I was wondering if I could get du to help solve my problem.
I switched my mobile service from du to the UAE’s other main telecom provider in September 2017. I did it without any problem, until I received a bill from du. I have never failed to pay my monthly bill so the last bill I received from du was a big surprise.
The amount was unusually high, so I went to the du counter in Ibn Battuta Mall, Dubai, to find out the reason. They told me it was due to an early cancellation charge of the contract. What contract? This was my first reaction.
According to the salesperson at the counter, a du agent called me in January 2017 and I agreed to their contract in order to increase my data. I remembered the fact that a du agent called me early last year, but what she told me was that there was an offer to increase data.
She told me I could have more data without paying extra because it was a special offer. I didn’t have to pay anything, neither did I have to do anything, she said.
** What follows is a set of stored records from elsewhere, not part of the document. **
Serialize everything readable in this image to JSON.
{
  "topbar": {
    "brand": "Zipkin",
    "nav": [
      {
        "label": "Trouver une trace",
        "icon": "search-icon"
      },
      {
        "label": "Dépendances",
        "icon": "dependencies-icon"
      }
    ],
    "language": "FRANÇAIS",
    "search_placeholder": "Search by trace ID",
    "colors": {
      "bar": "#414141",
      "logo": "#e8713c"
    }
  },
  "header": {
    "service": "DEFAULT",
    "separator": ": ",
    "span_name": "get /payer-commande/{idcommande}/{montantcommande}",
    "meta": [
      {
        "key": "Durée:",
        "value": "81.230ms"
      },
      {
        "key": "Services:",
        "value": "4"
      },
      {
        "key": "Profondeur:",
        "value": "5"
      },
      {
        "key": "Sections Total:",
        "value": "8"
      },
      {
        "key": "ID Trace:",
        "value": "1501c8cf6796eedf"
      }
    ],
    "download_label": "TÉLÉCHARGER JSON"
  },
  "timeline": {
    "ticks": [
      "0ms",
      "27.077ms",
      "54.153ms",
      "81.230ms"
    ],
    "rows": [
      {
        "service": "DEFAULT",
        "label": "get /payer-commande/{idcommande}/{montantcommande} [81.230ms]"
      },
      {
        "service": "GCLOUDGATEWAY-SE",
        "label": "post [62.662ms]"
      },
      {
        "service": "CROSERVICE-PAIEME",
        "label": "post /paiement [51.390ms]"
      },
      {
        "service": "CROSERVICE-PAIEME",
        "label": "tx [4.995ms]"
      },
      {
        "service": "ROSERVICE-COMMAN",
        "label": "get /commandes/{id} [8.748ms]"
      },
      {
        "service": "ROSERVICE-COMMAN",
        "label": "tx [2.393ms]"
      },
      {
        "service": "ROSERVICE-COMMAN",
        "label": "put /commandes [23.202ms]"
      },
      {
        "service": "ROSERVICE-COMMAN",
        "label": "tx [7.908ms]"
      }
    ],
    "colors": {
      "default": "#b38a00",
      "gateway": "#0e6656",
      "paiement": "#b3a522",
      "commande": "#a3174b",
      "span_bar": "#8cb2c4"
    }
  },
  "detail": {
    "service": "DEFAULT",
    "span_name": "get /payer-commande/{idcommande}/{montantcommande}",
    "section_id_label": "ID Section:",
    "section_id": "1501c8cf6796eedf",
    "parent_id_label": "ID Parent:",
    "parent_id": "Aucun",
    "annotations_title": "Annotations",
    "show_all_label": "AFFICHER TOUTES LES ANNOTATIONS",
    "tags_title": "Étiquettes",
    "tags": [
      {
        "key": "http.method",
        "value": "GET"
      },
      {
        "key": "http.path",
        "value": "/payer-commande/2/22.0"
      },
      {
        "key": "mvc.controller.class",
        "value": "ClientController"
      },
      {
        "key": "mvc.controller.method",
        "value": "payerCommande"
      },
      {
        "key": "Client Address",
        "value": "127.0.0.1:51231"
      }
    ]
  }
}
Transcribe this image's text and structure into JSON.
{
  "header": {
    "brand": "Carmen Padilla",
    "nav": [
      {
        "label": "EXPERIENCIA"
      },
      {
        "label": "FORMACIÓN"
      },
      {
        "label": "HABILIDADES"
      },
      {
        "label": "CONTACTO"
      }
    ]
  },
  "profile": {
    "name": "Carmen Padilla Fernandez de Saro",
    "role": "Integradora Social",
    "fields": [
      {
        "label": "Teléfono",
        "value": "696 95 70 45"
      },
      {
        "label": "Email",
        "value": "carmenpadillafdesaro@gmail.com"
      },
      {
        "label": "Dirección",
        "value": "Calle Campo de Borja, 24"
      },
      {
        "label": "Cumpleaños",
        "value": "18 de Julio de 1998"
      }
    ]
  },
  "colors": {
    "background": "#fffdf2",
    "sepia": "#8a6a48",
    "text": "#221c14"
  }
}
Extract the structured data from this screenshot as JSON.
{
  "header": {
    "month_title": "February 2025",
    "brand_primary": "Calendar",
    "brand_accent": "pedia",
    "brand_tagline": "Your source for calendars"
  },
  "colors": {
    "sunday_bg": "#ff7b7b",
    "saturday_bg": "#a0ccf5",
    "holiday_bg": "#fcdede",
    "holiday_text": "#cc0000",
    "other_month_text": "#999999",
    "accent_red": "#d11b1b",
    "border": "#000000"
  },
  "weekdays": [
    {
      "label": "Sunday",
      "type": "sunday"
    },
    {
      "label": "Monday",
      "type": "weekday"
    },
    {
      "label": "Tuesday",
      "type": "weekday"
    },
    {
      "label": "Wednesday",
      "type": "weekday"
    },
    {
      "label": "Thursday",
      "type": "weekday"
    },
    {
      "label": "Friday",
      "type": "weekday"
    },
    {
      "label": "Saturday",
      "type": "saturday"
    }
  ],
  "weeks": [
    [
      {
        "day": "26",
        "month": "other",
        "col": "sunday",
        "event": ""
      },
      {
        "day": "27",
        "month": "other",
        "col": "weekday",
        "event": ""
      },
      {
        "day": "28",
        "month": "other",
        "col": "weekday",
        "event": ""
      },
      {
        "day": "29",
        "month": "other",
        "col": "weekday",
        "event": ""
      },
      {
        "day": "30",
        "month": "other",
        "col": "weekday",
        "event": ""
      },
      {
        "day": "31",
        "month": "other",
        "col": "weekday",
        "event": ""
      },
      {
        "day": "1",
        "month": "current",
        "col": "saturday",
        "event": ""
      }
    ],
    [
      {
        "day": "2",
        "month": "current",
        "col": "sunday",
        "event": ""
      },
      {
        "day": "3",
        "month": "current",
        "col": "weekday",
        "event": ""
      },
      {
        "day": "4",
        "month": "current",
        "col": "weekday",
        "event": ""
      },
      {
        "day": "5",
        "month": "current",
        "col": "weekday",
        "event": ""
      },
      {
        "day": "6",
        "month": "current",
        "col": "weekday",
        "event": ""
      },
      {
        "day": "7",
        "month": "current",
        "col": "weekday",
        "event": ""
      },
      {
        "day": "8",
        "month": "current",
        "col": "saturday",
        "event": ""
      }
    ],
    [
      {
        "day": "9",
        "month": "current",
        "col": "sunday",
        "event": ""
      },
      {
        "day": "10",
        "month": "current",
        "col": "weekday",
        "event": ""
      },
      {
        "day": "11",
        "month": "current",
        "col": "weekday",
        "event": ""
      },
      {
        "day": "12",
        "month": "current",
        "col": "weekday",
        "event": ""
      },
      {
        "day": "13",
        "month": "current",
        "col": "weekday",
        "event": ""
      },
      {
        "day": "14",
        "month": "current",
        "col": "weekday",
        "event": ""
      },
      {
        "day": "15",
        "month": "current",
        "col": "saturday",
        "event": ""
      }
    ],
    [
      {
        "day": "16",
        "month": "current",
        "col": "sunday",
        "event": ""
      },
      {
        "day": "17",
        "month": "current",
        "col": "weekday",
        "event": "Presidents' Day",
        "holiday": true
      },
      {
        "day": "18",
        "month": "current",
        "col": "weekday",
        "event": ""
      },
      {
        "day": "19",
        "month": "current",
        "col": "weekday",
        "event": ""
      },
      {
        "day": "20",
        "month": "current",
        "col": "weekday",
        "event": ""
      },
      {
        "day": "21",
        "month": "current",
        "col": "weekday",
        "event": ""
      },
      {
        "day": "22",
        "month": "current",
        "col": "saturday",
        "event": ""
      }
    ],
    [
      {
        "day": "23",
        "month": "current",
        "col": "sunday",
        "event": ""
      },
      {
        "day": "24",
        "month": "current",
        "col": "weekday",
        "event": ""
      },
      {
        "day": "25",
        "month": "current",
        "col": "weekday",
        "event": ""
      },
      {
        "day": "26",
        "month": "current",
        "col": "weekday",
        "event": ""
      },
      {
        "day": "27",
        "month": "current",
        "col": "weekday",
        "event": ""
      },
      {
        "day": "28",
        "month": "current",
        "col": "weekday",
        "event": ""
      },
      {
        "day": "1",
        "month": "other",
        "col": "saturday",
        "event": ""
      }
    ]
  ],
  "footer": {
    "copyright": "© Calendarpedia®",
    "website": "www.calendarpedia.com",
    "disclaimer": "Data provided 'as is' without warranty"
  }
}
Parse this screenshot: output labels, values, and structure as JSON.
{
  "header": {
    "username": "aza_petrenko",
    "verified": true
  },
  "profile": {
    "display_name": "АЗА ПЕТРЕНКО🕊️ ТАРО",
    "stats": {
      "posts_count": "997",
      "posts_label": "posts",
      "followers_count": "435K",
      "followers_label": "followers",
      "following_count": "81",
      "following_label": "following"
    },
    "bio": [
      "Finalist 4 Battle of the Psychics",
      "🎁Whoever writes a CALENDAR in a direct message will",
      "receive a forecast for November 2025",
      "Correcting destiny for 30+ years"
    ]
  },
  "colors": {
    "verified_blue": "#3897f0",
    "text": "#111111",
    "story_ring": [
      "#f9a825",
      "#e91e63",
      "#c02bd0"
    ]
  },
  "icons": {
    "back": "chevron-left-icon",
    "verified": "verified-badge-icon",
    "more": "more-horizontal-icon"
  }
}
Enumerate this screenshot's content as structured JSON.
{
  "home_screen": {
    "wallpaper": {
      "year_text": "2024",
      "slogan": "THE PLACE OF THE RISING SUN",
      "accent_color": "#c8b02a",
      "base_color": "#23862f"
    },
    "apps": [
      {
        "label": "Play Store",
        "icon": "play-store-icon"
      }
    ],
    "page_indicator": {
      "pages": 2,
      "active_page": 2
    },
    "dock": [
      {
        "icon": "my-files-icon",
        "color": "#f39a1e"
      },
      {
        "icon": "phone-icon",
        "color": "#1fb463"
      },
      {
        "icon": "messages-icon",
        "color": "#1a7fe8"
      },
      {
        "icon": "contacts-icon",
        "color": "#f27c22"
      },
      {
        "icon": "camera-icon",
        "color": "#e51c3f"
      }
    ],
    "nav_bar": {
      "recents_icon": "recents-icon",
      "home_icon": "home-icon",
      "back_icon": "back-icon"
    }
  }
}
So I said yes to the offer and that was it. She didn’t mention anything about a new contract, neither did she tell me about the obligation of a 12-month period. This new contract, which du keeps insisting on, has just come out of the blue for me.
Therefore, I raised a complaint at the du kiosk and the woman at the counter told me that somebody would call me within 48 hours.
On the next day, a man called me and said that because of the contract, I was supposed to pay an early cancellation charge.
After explaining the situation to him, he suggested that I go back to the same du counter and ask to cancel the charge. I did that.
However, the woman at the counter told me there was no such contract on my account in the system. Because it was done by the agent, du could not do anything about it and could only raise another complaint. So the agent did it, and told me that somebody would call me within 48 hours.
I waited for a week but nobody called me, so I went back to the same counter again. However, the only thing they could do was raise another complaint, with an e-mail to all the managers in charge. She told me this time, someone would definitely call me within 48 hours.
Sadly, nobody did. Meanwhile, I had to travel and was out of the country for three weeks. During this time, I wrote to du customer service several times, seeking help, because I had received reminder emails for the outstanding payment, which was almost threatening.
To my disappointment, I didn’t get any help from du customer service at all. Since I have returned to Dubai, I’ve received several text messages and phone calls regarding the overdue charge.
I went to the du office in Media City twice, hoping to speak to the manager in charge of billing, but this person never seemed to be in the office, and I could only talk to the person who was dealing with billing problems.
Both times, I was told that somebody would call me within 48 hours. So far, nobody has done so, apart from some reminder calls. I have no idea what to do. It’s been absolutely time consuming and upsetting.
From Ms Emiko Ito Doorneweert
A spokesperson from du responds:
With reference to the query of Ms Doorneweert, upon investigation, our team found that the full contract details and early termination fees were explained to the customer.
Therefore, the charges remain valid. Our team has shared the explanation with the customer. We regret any inconvenience.
Mrs Doorneweert responds:
Thank you for letting me know du’s response. A manager responded to me by email, saying basically, after the investigation their agent explained everything to me, which I don’t recall at all.
At the same time, I also received an email from customer care after Christmas, to apologise for taking a long time to investigate, but all they said was that they would get back to me. I was puzzled by the two different perspectives.
Anyway, I’ve been asking them for proof of existence of the contract but I haven’t heard or seen anything. They can’t show me any proof because it was done by a telephone call. I have had enough and regrettably, I know the only solution for me is to pay and forget about it.
In response to Ms Doorneweert, we have investigated the matter and our team has confirmed that the charges are valid. As per our system, all extra data activations, which can be done through the phone, are considered as contracts, noting that the same activation cannot be processed without customer’s consent and confirmation.
A du representative had clearly informed the customer about the foreclosure fees. Our team has gotten in touch with Ms Doorneweert and invited her to visit our offices and listen to the confirmation call we have on record. We regret any inconvenience she faced.
Ms Doorneweert responds:
Thank you very much for playing as go-between to get the attention from du.
Yes, I went to one of the du counters to pay the charge because I didn’t want to continue this battle, which has been upsetting me very much, since the past five months.
Although I paid the fee, I requested the manager directly to let me listen to the recorded conversation between the agent and myself, since he confirmed that he had listened to it.
After a few days, another person from du called to explain how this contract worked and, in fact, let me listen to the exact conversation.
After I listened to it, I still could not understand what it was all about, to be honest, because the word ‘contract’ was never mentioned. However, the agent did mention the termination fee during the conversation.
The du agent told me it was an upgrade offer instead of using a word of ‘contract’ but within the du organisation they use the term of ‘contract’. Only then did I understand what this offer meant, as the agent was trying to explain over the phone.
As a customer, I think it’s a very confusing way to confirm a contract. Having said that, I must admit the fact that I had agreed to this term, so I cannot argue anymore.
(Process initiation: December 25, 2017. Response from organisation: December 28, 2017. Process completion: January 17, 2018.)